ROBERT THOMPSON: Specifically not a lot. I certainly I saw a recognition of responsibilities to the developing world. But I think when you look at the protesters you have to make a distinction between economic history and histrionics. And essentially the violent protesters should be ignored and some of the NGO’s and others that are raising issues that the G-7 should address are better listened to clearly enough. One of the issues arising from this summit is whether this will be the last showpiece summit of its kind because obviously it attracts the violent protest. The level of general debate isn’t particularly high. And even the Italian government which is hosting this summit has said it can’t go on being held the way it’s been held in the past.
MARGARET WARNER: Bob Hormats, address that issue — what impact these protests are having on meetings like this.
ROBERT HORMATS: Well, they’re having a very disruptive impact. They started out in Seattle. They weren’t the cause of the failure of the World Trade Organization meeting in Seattle but they were disruptive. The problem was internally there were big divisions among the key countries. I think it would be a terrible tragedy to cancel these summits because of protests in the streets. That’s exactly what these people want. Most of these people want to demonstrate to make a point, a very visible point. There are some in the streets who actually have causes, like dealing with AIDS or poverty or the environment. But they’re drowned out by people in the streets. So what we need to do is have a dialogue with the constructive elements there and then call a spade a spade and indicate already a lot of very disruptive people. We shouldn’t listen to them, because they don’t want a dialogue; they just want to be disruptive.
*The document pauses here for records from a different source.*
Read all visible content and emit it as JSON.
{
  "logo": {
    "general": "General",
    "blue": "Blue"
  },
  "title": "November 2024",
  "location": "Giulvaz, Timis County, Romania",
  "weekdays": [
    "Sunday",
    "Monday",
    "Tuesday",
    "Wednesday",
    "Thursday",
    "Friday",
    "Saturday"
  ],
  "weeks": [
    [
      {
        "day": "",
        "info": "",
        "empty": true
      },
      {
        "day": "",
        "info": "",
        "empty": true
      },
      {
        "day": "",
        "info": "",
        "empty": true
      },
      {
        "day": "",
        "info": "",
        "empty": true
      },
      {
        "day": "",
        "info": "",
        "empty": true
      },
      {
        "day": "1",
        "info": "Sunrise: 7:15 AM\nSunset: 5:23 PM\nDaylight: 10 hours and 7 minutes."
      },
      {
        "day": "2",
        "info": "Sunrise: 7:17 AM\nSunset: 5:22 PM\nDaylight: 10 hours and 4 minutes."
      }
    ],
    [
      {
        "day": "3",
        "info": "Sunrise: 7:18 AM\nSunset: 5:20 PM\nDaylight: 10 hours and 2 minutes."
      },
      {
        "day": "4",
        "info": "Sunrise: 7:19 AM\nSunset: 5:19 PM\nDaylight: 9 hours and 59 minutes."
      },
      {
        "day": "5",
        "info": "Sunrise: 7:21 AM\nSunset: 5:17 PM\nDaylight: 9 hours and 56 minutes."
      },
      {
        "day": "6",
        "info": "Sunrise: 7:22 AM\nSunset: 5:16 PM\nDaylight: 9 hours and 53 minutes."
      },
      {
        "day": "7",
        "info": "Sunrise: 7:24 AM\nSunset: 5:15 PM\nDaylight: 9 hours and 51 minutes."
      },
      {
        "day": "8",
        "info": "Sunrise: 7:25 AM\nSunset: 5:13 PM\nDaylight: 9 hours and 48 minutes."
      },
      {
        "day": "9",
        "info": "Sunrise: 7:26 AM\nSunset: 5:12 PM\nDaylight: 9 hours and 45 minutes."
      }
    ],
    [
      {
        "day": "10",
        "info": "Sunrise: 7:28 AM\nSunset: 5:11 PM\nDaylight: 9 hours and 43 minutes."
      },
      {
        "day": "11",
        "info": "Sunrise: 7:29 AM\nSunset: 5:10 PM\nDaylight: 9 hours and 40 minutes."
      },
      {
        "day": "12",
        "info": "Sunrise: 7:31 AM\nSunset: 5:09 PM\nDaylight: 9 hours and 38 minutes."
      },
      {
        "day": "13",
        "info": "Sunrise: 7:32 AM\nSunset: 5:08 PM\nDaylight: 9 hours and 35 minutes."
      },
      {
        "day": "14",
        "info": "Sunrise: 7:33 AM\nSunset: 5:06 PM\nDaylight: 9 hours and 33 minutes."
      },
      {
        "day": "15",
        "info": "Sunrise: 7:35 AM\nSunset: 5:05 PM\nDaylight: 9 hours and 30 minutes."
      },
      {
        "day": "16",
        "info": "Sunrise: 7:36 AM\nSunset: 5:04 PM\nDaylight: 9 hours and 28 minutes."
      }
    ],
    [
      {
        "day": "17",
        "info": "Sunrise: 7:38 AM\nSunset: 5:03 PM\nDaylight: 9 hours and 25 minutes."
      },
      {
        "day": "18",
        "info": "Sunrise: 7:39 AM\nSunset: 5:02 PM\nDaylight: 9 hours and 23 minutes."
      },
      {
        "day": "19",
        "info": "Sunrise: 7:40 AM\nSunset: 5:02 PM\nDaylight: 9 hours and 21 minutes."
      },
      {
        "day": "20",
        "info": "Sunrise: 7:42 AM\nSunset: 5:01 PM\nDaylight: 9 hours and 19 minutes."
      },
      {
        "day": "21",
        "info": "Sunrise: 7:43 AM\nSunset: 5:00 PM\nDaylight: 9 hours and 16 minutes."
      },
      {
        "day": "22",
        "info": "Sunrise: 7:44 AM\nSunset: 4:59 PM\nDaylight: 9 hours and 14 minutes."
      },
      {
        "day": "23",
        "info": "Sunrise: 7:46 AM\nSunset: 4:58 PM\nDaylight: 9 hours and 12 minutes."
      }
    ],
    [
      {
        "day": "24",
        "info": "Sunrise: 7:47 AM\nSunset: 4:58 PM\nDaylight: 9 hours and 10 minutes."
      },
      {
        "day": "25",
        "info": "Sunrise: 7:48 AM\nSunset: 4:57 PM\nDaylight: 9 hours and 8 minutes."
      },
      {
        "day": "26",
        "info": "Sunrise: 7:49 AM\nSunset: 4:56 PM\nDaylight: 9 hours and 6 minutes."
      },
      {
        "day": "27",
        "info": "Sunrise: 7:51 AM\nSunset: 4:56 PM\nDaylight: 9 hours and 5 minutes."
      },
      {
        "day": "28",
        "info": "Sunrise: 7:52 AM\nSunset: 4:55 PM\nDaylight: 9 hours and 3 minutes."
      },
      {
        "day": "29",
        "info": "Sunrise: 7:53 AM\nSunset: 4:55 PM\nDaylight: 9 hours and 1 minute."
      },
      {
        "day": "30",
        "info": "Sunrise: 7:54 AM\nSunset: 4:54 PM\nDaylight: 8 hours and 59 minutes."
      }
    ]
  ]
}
And we should certainly not cancel the summits in the face of the pressures from those people. That would look enormously weak and it would be very disruptive to confidence in world leadership and world leadership in particular in the industrialized country.
MARGARET WARNER: All right, briefly, from the three of you, just quickly around; what do you think of the prospects that next year we’re we could be talking about a global recession? Jerry?
JERRY JASINOWSKI: I think the recovery in the United States, we’re bottoming out, will be enough on the consumer side and there are more positives in the general environment so that we avoid a global recession.
MARGARET WARNER: Robert Thompson?
ROBERT THOMPSON: The US will lead the way; I suspect first quarter we should see some signs of recovery but it won’t be a strong recovery. People are looking for 3 or 4 or 5 percent growth are living in a dreamland.
MARGARET WARNER: Bob Hormats, no global recession in store?
ROBERT HORMATS: I don’t think there will be a global recession. Weakness abroad is still a big problem. When we had our last recession, in 1990, Germany and Japan were growing at 5 percent and the dollar had been declining for five years prior to that. Now we have Japan in recession; Germany growing at a very low rate and a very strong dollar. That slows down our own recovery. I think we’ll avoid a recession; I think we’ll probably grow at a modest rate next year but still technology is going to take a lot of time to catch up because there’s such a glut and such overcapacity, so slow growth but difficult growth.
MARGARET WARNER: All right, gentlemen. Bob Hormats, Robert Thompson and Jerry Jasinowski, thanks so much.